Subscribe to our newsletter to receive the latest news and events from TWI:

Subscribe >
Skip to content

High average power Nd:YAG laser beam transformation hardening and cladding of steel - Industrial Member Report 610/1997

 

TWI Industrial Member Report Summary 610/1997

K Wiemer

Use of carbon dioxide gas lasers for industrial surface engineering has been established for many years, but applications of the technology have been slow to develop. Development of high average power Nd:YAG lasers coupled with flexible fibreoptic beam delivery systems offers an alternative laser source with several processing advantages.

Background

The intense, finely focused, high power heat source produced by a laser beam is ideal for localised material processing. Laser heating produces local changes at the surface of a material, whilst leaving the properties of the bulk of a given component unaffected, and introduces minimum distortion. Most metals and non-metals absorb laser beam energy within a depth of two or three atomic diameters, thus lasers are true surface heaters with no great effective depth of penetration. [1] In addition, the fast processing rates and atmospheric operation of lasers are beneficial for surface engineering. The principal laser surface engineering applications can be divided into three broad areas:
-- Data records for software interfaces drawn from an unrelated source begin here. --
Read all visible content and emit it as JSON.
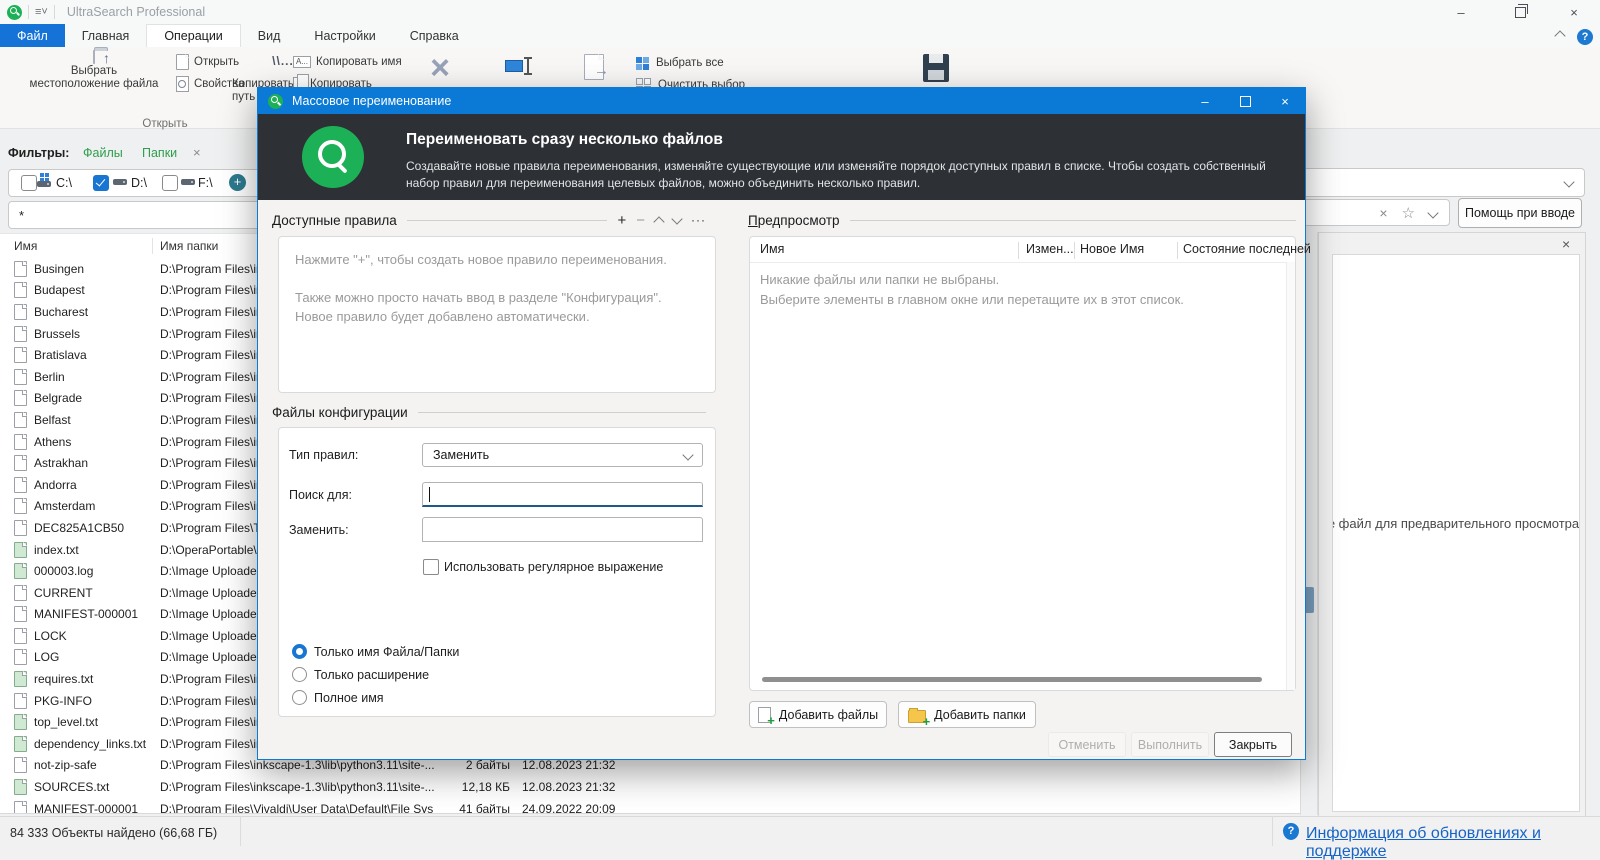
{
  "app": {
    "title": "UltraSearch Professional"
  },
  "tabs": {
    "items": [
      {
        "label": "Файл"
      },
      {
        "label": "Главная"
      },
      {
        "label": "Операции"
      },
      {
        "label": "Вид"
      },
      {
        "label": "Настройки"
      },
      {
        "label": "Справка"
      }
    ]
  },
  "ribbon": {
    "select_location_line1": "Выбрать",
    "select_location_line2": "местоположение файла",
    "open_small": "Открыть",
    "properties": "Свойства",
    "open_group_label": "Открыть",
    "copy_path_line1": "Копировать",
    "copy_path_line2": "путь",
    "copy_name": "Копировать имя",
    "copy": "Копировать",
    "select_all": "Выбрать все",
    "clear_selection": "Очистить выбор"
  },
  "filters": {
    "label": "Фильтры:",
    "files": "Файлы",
    "folders": "Папки"
  },
  "drives": {
    "items": [
      {
        "label": "C:\\",
        "checked": false
      },
      {
        "label": "D:\\",
        "checked": true
      },
      {
        "label": "F:\\",
        "checked": false
      }
    ]
  },
  "search": {
    "value": "*"
  },
  "help_button": "Помощь при вводе",
  "file_list": {
    "columns": {
      "name": "Имя",
      "folder": "Имя папки"
    },
    "rows": [
      {
        "name": "Busingen",
        "icon": "plain",
        "path": "D:\\Program Files\\in"
      },
      {
        "name": "Budapest",
        "icon": "plain",
        "path": "D:\\Program Files\\in"
      },
      {
        "name": "Bucharest",
        "icon": "plain",
        "path": "D:\\Program Files\\in"
      },
      {
        "name": "Brussels",
        "icon": "plain",
        "path": "D:\\Program Files\\in"
      },
      {
        "name": "Bratislava",
        "icon": "plain",
        "path": "D:\\Program Files\\in"
      },
      {
        "name": "Berlin",
        "icon": "plain",
        "path": "D:\\Program Files\\in"
      },
      {
        "name": "Belgrade",
        "icon": "plain",
        "path": "D:\\Program Files\\in"
      },
      {
        "name": "Belfast",
        "icon": "plain",
        "path": "D:\\Program Files\\in"
      },
      {
        "name": "Athens",
        "icon": "plain",
        "path": "D:\\Program Files\\in"
      },
      {
        "name": "Astrakhan",
        "icon": "plain",
        "path": "D:\\Program Files\\in"
      },
      {
        "name": "Andorra",
        "icon": "plain",
        "path": "D:\\Program Files\\in"
      },
      {
        "name": "Amsterdam",
        "icon": "plain",
        "path": "D:\\Program Files\\in"
      },
      {
        "name": "DEC825A1CB50",
        "icon": "plain",
        "path": "D:\\Program Files\\T"
      },
      {
        "name": "index.txt",
        "icon": "text",
        "path": "D:\\OperaPortable\\"
      },
      {
        "name": "000003.log",
        "icon": "text",
        "path": "D:\\Image Uploade"
      },
      {
        "name": "CURRENT",
        "icon": "plain",
        "path": "D:\\Image Uploade"
      },
      {
        "name": "MANIFEST-000001",
        "icon": "plain",
        "path": "D:\\Image Uploade"
      },
      {
        "name": "LOCK",
        "icon": "plain",
        "path": "D:\\Image Uploade"
      },
      {
        "name": "LOG",
        "icon": "plain",
        "path": "D:\\Image Uploade"
      },
      {
        "name": "requires.txt",
        "icon": "text",
        "path": "D:\\Program Files\\in"
      },
      {
        "name": "PKG-INFO",
        "icon": "plain",
        "path": "D:\\Program Files\\in"
      },
      {
        "name": "top_level.txt",
        "icon": "text",
        "path": "D:\\Program Files\\in"
      },
      {
        "name": "dependency_links.txt",
        "icon": "text",
        "path": "D:\\Program Files\\in"
      },
      {
        "name": "not-zip-safe",
        "icon": "plain",
        "path": "D:\\Program Files\\inkscape-1.3\\lib\\python3.11\\site-...",
        "size": "2 байты",
        "date": "12.08.2023 21:32"
      },
      {
        "name": "SOURCES.txt",
        "icon": "text",
        "path": "D:\\Program Files\\inkscape-1.3\\lib\\python3.11\\site-...",
        "size": "12,18 КБ",
        "date": "12.08.2023 21:32"
      },
      {
        "name": "MANIFEST-000001",
        "icon": "plain",
        "path": "D:\\Program Files\\Vivaldi\\User Data\\Default\\File Sys",
        "size": "41 байты",
        "date": "24.09.2022 20:09"
      }
    ]
  },
  "preview_panel": {
    "placeholder": "Выберите файл для предварительного просмотра"
  },
  "statusbar": {
    "left": "84 333 Объекты найдено (66,68 ГБ)",
    "link": "Информация об обновлениях и поддержке"
  },
  "dialog": {
    "title": "Массовое переименование",
    "header": {
      "title": "Переименовать сразу несколько файлов",
      "description": "Создавайте новые правила переименования, изменяйте существующие или изменяйте порядок доступных правил в списке. Чтобы создать собственный набор правил для переименования целевых файлов, можно объединить несколько правил."
    },
    "rules": {
      "title": "Доступные правила",
      "hint1": "Нажмите \"+\", чтобы создать новое правило переименования.",
      "hint2": "Также можно просто начать ввод в разделе \"Конфигурация\". Новое правило будет добавлено автоматически."
    },
    "config": {
      "title": "Файлы конфигурации",
      "rule_type_label": "Тип правил:",
      "rule_type_value": "Заменить",
      "search_label": "Поиск для:",
      "search_value": "",
      "replace_label": "Заменить:",
      "replace_value": "",
      "regex_label": "Использовать регулярное выражение",
      "radio_name_only": "Только имя Файла/Папки",
      "radio_ext_only": "Только расширение",
      "radio_full_name": "Полное имя"
    },
    "preview": {
      "title_first": "П",
      "title_rest": "редпросмотр",
      "columns": [
        "Имя",
        "Измен...",
        "Новое Имя",
        "Состояние последней"
      ],
      "empty1": "Никакие файлы или папки не выбраны.",
      "empty2": "Выберите элементы в главном окне или перетащите их в этот список."
    },
    "buttons": {
      "add_files": "Добавить файлы",
      "add_folders": "Добавить папки",
      "cancel": "Отменить",
      "execute": "Выполнить",
      "close": "Закрыть"
    }
  }
}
  • heating without melting; ie transformation and shock hardening
  • heating with melting; ie laser glazing, surface homogenisation, remelting
  • melting with the addition of material; ie cladding, alloying, impregnation.

Solid state, neodymium-doped yttrium aluminium garnet (Nd:YAG) lasers do not yet deliver the powers which can be achieved by CO 2 lasers. Recent commercial development of Nd:YAG lasers capable of delivering up to 4kW through fibreoptic cables places Nd:YAG powers well within the range required for surfacing applications, which has increased interest in their use for surface engineering. Nd:YAG lasers with beam delivery via a fibreoptic cable offer advantages of processing remotely from the laser power source, currently up to 200m, flexible beam manipulation using standard industrial robots and potential advantages in terms of beam energy distribution and absorption by metallic substrates.

This report describes the development of parameters for transformation hardening of low alloy, heat treatable steel and cladding of low and medium carbon steels by fusion of pre-placed powder using a 2kW average power Nd:YAG laser with beam delivery via a 1mm diameter, 10m long fibreoptic cable. Results are compared with previous studies using a 2kW average power CO 2 laser where appropriate. Fundamentals of laser operation, beam delivery and the relative advantages of Nd:YAG lasers for industrial materials processing are also discussed.

Objectives

  • To review current laser surface engineering applications for transformation hardening, cladding and alloying.
  • To laser transformation harden medium carbon steel using a 2kW Nd:YAG laser with fibreoptic beam delivery and to assess the characteristics of the tracks produced.
  • To laser clad plain carbon steels with nickel alloy 625 using a 2kW Nd:YAG laser with fibreoptic beam delivery and to assess the characteristics of the overlays produced.
  • To compare the results of the present trials with those achieved using CO 2 lasers of similar average power.

For more information please email:


contactus@twi.co.uk